*** Opening of The records ***
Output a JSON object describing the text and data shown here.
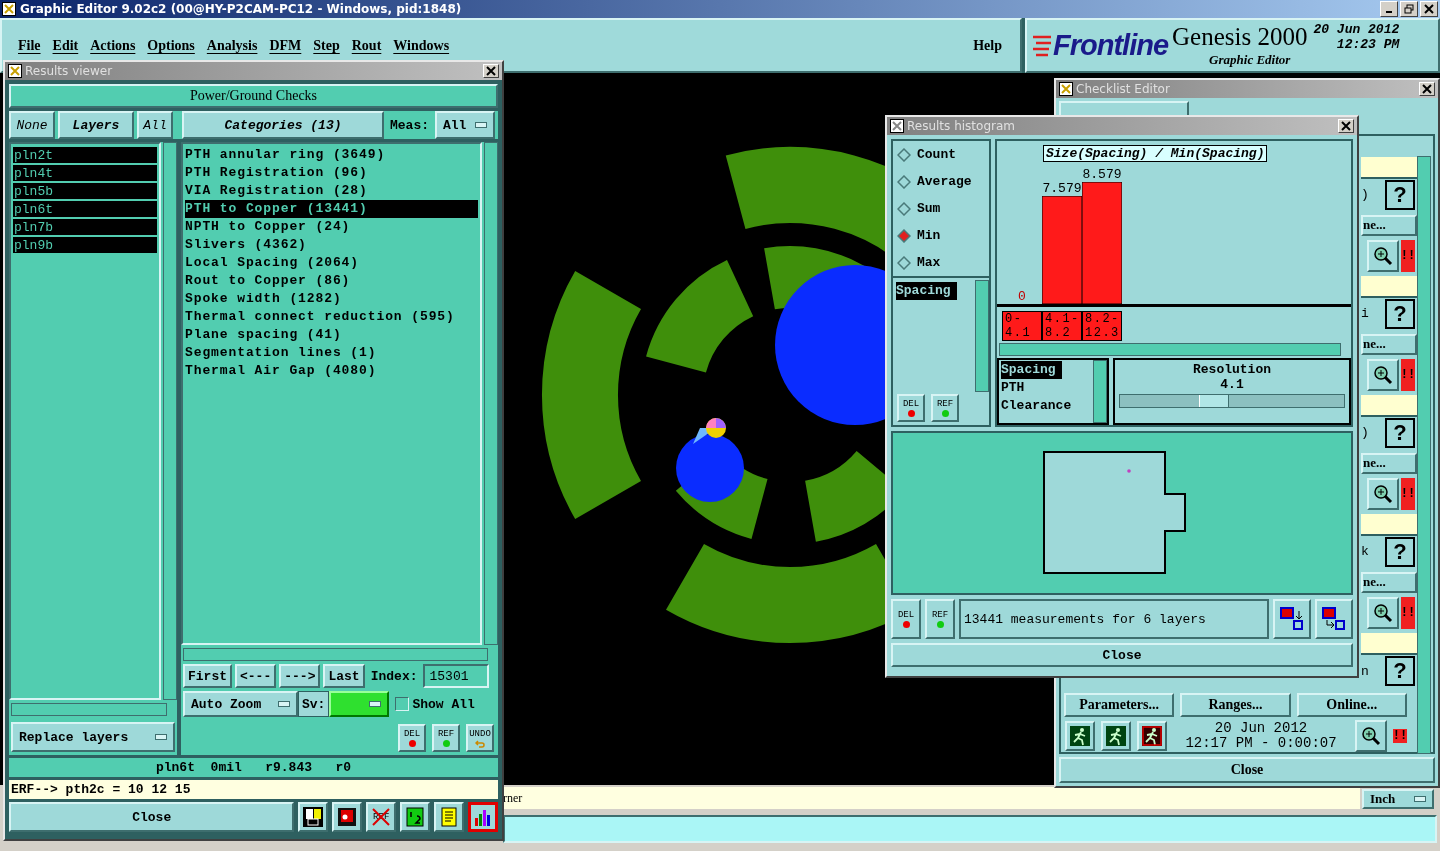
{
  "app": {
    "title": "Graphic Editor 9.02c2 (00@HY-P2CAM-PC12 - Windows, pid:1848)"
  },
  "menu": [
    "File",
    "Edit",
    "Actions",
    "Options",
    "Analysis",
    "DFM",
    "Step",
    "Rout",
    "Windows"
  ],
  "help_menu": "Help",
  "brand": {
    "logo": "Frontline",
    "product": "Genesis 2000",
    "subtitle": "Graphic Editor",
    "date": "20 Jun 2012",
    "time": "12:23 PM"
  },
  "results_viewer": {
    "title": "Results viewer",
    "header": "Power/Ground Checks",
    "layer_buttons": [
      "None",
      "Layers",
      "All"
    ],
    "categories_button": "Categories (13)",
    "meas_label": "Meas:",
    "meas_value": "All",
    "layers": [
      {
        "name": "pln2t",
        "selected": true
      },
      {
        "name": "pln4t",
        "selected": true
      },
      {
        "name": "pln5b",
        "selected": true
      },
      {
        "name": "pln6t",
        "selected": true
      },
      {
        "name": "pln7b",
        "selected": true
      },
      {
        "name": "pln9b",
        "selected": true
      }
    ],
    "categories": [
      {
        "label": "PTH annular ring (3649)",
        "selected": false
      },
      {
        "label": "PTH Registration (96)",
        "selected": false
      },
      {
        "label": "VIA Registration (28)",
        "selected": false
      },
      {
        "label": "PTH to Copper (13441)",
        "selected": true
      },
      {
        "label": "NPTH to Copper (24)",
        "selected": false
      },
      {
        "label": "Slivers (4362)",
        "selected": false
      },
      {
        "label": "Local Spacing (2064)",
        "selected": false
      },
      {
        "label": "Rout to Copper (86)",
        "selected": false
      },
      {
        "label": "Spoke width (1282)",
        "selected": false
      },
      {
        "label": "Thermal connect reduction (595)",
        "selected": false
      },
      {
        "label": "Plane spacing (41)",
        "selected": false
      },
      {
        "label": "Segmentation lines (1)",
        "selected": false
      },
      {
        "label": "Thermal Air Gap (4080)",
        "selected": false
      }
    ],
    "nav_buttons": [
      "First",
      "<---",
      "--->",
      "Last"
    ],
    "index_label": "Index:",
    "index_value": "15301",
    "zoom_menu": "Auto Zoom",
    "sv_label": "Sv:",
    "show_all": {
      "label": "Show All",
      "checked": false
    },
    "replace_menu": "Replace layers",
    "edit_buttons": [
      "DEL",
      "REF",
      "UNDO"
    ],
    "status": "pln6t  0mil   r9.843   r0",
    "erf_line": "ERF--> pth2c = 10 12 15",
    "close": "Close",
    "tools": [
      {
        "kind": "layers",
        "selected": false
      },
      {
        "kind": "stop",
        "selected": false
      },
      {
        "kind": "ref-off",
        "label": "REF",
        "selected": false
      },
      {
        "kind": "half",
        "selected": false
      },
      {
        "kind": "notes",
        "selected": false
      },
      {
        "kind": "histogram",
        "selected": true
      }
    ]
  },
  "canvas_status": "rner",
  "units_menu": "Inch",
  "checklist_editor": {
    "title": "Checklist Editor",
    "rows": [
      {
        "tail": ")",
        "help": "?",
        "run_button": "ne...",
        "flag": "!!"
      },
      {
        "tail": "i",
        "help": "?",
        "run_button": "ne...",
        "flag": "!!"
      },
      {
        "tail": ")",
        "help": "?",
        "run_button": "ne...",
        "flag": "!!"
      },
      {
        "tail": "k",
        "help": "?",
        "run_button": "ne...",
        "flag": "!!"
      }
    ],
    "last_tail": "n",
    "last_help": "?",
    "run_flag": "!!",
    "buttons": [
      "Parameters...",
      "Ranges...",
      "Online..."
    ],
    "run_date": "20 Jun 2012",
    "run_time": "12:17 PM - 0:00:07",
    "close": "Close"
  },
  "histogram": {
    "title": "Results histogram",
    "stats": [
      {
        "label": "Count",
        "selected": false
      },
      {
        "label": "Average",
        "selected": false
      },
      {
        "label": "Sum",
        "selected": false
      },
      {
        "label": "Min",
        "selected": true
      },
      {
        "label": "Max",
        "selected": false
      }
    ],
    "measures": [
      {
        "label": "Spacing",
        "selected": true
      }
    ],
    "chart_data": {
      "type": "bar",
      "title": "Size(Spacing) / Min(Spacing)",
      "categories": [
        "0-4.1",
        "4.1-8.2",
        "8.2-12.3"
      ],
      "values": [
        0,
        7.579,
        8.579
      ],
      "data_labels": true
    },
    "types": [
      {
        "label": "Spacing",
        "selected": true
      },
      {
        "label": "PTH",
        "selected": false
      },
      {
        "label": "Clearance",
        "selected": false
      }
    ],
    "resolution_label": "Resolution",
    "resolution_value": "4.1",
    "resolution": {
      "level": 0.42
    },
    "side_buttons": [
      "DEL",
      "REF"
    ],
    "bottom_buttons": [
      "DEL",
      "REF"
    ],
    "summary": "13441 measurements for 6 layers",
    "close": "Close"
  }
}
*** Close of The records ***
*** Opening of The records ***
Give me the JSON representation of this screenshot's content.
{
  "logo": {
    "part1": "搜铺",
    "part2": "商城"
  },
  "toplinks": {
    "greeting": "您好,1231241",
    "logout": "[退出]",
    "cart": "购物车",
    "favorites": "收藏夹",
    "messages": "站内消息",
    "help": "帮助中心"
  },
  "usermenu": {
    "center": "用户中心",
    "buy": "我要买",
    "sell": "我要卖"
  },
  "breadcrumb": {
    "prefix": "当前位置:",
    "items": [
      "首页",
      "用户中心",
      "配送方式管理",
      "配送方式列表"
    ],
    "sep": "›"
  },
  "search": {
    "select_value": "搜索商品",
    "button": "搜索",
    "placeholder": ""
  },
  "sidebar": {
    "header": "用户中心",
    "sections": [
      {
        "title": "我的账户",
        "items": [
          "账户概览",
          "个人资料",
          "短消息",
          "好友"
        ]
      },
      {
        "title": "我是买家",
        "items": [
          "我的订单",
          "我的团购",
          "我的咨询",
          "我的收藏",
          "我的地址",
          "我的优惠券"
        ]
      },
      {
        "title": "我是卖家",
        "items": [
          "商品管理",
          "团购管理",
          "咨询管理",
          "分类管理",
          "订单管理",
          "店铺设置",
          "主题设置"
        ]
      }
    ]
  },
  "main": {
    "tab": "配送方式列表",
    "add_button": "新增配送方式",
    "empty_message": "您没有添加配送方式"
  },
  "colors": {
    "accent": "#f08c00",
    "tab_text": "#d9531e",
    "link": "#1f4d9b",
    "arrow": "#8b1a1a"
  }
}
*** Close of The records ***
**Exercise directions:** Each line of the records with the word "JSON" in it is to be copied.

**Output below:**
Output a JSON object describing the text and data shown here.
Give me the JSON representation of this screenshot's content.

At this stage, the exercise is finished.